> [TASK OBJECTIVE]
Here are the records. Print them all exactly.

Recorded data
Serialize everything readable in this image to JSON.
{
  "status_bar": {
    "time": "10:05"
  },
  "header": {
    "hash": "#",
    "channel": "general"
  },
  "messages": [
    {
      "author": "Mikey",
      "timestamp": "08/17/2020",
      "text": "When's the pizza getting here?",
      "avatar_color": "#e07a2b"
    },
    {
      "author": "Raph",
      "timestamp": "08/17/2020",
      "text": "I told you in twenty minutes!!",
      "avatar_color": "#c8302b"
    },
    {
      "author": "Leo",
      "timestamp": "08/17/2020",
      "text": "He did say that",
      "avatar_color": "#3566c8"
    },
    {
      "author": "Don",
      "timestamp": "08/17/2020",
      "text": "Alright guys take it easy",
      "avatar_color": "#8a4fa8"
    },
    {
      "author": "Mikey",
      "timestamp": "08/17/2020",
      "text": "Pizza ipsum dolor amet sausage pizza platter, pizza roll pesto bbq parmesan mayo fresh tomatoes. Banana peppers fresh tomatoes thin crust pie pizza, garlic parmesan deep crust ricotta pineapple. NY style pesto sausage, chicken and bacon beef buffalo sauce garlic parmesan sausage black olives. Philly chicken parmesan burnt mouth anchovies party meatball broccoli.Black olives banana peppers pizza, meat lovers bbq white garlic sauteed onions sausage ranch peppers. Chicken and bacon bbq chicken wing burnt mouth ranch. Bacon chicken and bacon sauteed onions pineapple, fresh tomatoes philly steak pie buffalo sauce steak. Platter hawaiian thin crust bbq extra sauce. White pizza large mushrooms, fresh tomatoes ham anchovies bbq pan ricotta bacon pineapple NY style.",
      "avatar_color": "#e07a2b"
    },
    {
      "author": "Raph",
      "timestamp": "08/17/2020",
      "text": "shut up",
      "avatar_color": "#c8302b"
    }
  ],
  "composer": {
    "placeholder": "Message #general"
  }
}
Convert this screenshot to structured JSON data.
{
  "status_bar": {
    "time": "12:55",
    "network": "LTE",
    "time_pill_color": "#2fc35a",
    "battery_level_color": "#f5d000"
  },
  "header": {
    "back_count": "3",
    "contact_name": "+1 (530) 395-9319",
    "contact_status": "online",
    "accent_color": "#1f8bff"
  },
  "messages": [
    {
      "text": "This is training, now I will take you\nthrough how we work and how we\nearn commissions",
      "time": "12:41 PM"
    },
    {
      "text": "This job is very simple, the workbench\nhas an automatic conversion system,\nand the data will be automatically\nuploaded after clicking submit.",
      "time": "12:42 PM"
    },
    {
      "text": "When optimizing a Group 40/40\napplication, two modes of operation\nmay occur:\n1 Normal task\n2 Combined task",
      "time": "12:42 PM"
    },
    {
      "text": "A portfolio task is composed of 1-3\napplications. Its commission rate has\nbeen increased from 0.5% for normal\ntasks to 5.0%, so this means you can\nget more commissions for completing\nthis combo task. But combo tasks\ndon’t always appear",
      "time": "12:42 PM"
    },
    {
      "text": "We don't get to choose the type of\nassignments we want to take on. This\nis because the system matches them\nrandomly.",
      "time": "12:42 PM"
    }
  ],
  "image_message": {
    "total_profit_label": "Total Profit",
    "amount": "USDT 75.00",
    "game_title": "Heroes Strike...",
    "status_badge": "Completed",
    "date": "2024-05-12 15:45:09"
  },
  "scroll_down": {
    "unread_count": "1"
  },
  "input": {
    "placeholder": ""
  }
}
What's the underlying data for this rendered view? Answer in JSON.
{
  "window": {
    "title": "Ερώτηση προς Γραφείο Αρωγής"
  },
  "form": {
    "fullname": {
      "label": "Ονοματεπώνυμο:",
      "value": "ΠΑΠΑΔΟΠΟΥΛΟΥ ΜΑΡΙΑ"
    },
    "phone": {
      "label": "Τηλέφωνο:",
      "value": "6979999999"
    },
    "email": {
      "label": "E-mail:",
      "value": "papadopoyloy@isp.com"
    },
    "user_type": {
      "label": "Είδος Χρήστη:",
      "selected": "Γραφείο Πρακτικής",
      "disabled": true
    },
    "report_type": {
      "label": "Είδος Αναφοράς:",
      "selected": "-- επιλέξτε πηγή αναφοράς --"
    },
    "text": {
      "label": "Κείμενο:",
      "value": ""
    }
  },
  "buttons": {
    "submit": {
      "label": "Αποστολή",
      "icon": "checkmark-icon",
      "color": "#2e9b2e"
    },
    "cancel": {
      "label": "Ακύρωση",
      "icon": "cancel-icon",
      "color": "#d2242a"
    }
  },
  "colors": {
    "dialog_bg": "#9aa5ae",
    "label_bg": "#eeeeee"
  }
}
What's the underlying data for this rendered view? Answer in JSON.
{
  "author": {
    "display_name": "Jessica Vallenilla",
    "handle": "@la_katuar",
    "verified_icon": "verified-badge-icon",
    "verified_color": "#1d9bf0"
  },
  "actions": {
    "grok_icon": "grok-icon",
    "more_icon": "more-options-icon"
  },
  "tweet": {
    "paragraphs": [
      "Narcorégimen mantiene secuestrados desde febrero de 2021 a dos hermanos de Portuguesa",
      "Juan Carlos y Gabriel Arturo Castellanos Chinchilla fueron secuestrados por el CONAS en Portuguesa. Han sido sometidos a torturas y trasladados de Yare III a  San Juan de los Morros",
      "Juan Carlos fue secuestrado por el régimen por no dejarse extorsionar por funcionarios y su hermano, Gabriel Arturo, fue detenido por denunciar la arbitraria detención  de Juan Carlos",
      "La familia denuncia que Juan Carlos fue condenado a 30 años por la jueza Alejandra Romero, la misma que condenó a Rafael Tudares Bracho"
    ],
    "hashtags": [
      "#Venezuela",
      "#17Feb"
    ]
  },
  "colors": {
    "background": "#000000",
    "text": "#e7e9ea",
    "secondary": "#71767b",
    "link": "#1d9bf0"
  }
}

> [EXPECTED ANSWER]
Serialize everything readable in this image to JSON.
{
  "status_bar": {
    "time": "10:05"
  },
  "header": {
    "hash": "#",
    "channel": "general"
  },
  "messages": [
    {
      "author": "Mikey",
      "timestamp": "08/17/2020",
      "text": "When's the pizza getting here?",
      "avatar_color": "#e07a2b"
    },
    {
      "author": "Raph",
      "timestamp": "08/17/2020",
      "text": "I told you in twenty minutes!!",
      "avatar_color": "#c8302b"
    },
    {
      "author": "Leo",
      "timestamp": "08/17/2020",
      "text": "He did say that",
      "avatar_color": "#3566c8"
    },
    {
      "author": "Don",
      "timestamp": "08/17/2020",
      "text": "Alright guys take it easy",
      "avatar_color": "#8a4fa8"
    },
    {
      "author": "Mikey",
      "timestamp": "08/17/2020",
      "text": "Pizza ipsum dolor amet sausage pizza platter, pizza roll pesto bbq parmesan mayo fresh tomatoes. Banana peppers fresh tomatoes thin crust pie pizza, garlic parmesan deep crust ricotta pineapple. NY style pesto sausage, chicken and bacon beef buffalo sauce garlic parmesan sausage black olives. Philly chicken parmesan burnt mouth anchovies party meatball broccoli.Black olives banana peppers pizza, meat lovers bbq white garlic sauteed onions sausage ranch peppers. Chicken and bacon bbq chicken wing burnt mouth ranch. Bacon chicken and bacon sauteed onions pineapple, fresh tomatoes philly steak pie buffalo sauce steak. Platter hawaiian thin crust bbq extra sauce. White pizza large mushrooms, fresh tomatoes ham anchovies bbq pan ricotta bacon pineapple NY style.",
      "avatar_color": "#e07a2b"
    },
    {
      "author": "Raph",
      "timestamp": "08/17/2020",
      "text": "shut up",
      "avatar_color": "#c8302b"
    }
  ],
  "composer": {
    "placeholder": "Message #general"
  }
}
Convert this screenshot to structured JSON data.
{
  "status_bar": {
    "time": "12:55",
    "network": "LTE",
    "time_pill_color": "#2fc35a",
    "battery_level_color": "#f5d000"
  },
  "header": {
    "back_count": "3",
    "contact_name": "+1 (530) 395-9319",
    "contact_status": "online",
    "accent_color": "#1f8bff"
  },
  "messages": [
    {
      "text": "This is training, now I will take you\nthrough how we work and how we\nearn commissions",
      "time": "12:41 PM"
    },
    {
      "text": "This job is very simple, the workbench\nhas an automatic conversion system,\nand the data will be automatically\nuploaded after clicking submit.",
      "time": "12:42 PM"
    },
    {
      "text": "When optimizing a Group 40/40\napplication, two modes of operation\nmay occur:\n1 Normal task\n2 Combined task",
      "time": "12:42 PM"
    },
    {
      "text": "A portfolio task is composed of 1-3\napplications. Its commission rate has\nbeen increased from 0.5% for normal\ntasks to 5.0%, so this means you can\nget more commissions for completing\nthis combo task. But combo tasks\ndon’t always appear",
      "time": "12:42 PM"
    },
    {
      "text": "We don't get to choose the type of\nassignments we want to take on. This\nis because the system matches them\nrandomly.",
      "time": "12:42 PM"
    }
  ],
  "image_message": {
    "total_profit_label": "Total Profit",
    "amount": "USDT 75.00",
    "game_title": "Heroes Strike...",
    "status_badge": "Completed",
    "date": "2024-05-12 15:45:09"
  },
  "scroll_down": {
    "unread_count": "1"
  },
  "input": {
    "placeholder": ""
  }
}
What's the underlying data for this rendered view? Answer in JSON.
{
  "window": {
    "title": "Ερώτηση προς Γραφείο Αρωγής"
  },
  "form": {
    "fullname": {
      "label": "Ονοματεπώνυμο:",
      "value": "ΠΑΠΑΔΟΠΟΥΛΟΥ ΜΑΡΙΑ"
    },
    "phone": {
      "label": "Τηλέφωνο:",
      "value": "6979999999"
    },
    "email": {
      "label": "E-mail:",
      "value": "papadopoyloy@isp.com"
    },
    "user_type": {
      "label": "Είδος Χρήστη:",
      "selected": "Γραφείο Πρακτικής",
      "disabled": true
    },
    "report_type": {
      "label": "Είδος Αναφοράς:",
      "selected": "-- επιλέξτε πηγή αναφοράς --"
    },
    "text": {
      "label": "Κείμενο:",
      "value": ""
    }
  },
  "buttons": {
    "submit": {
      "label": "Αποστολή",
      "icon": "checkmark-icon",
      "color": "#2e9b2e"
    },
    "cancel": {
      "label": "Ακύρωση",
      "icon": "cancel-icon",
      "color": "#d2242a"
    }
  },
  "colors": {
    "dialog_bg": "#9aa5ae",
    "label_bg": "#eeeeee"
  }
}
What's the underlying data for this rendered view? Answer in JSON.
{
  "author": {
    "display_name": "Jessica Vallenilla",
    "handle": "@la_katuar",
    "verified_icon": "verified-badge-icon",
    "verified_color": "#1d9bf0"
  },
  "actions": {
    "grok_icon": "grok-icon",
    "more_icon": "more-options-icon"
  },
  "tweet": {
    "paragraphs": [
      "Narcorégimen mantiene secuestrados desde febrero de 2021 a dos hermanos de Portuguesa",
      "Juan Carlos y Gabriel Arturo Castellanos Chinchilla fueron secuestrados por el CONAS en Portuguesa. Han sido sometidos a torturas y trasladados de Yare III a  San Juan de los Morros",
      "Juan Carlos fue secuestrado por el régimen por no dejarse extorsionar por funcionarios y su hermano, Gabriel Arturo, fue detenido por denunciar la arbitraria detención  de Juan Carlos",
      "La familia denuncia que Juan Carlos fue condenado a 30 años por la jueza Alejandra Romero, la misma que condenó a Rafael Tudares Bracho"
    ],
    "hashtags": [
      "#Venezuela",
      "#17Feb"
    ]
  },
  "colors": {
    "background": "#000000",
    "text": "#e7e9ea",
    "secondary": "#71767b",
    "link": "#1d9bf0"
  }
}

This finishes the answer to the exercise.